PROMPT: Wherever a line below holds the word "title", copy that line.

== Segment start ==

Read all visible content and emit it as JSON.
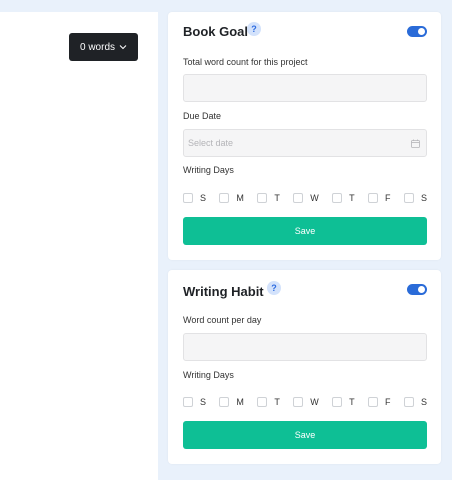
{
  "editor": {
    "word_count_label": "0 words"
  },
  "book_goal": {
    "title": "Book Goal",
    "help": "?",
    "enabled": true,
    "total_label": "Total word count for this project",
    "total_value": "",
    "due_label": "Due Date",
    "due_placeholder": "Select date",
    "days_label": "Writing Days",
    "days": [
      "S",
      "M",
      "T",
      "W",
      "T",
      "F",
      "S"
    ],
    "save_label": "Save"
  },
  "writing_habit": {
    "title": "Writing Habit",
    "help": "?",
    "enabled": true,
    "per_day_label": "Word count per day",
    "per_day_value": "",
    "days_label": "Writing Days",
    "days": [
      "S",
      "M",
      "T",
      "W",
      "T",
      "F",
      "S"
    ],
    "save_label": "Save"
  },
  "colors": {
    "accent": "#0ebf95",
    "toggle": "#2a6bd8",
    "background": "#e9f1fb",
    "dark_button": "#1f2226"
  }
}
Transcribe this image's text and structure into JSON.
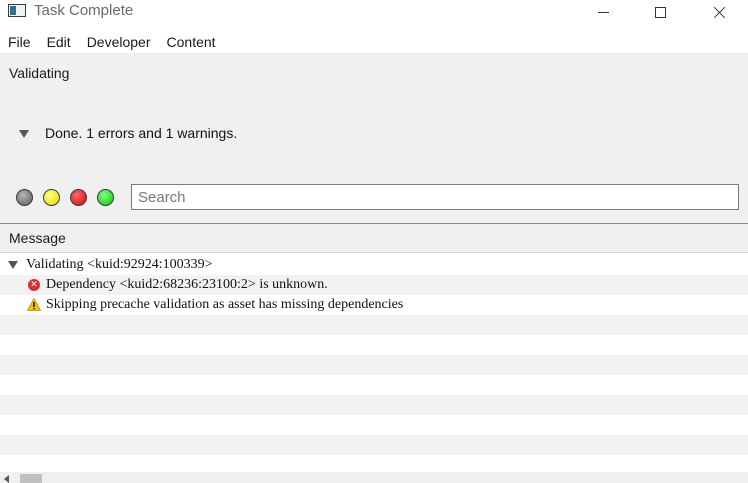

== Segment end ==

RESPONSE AREA:
    "title": "Book Goal",
    "title": "Writing Habit",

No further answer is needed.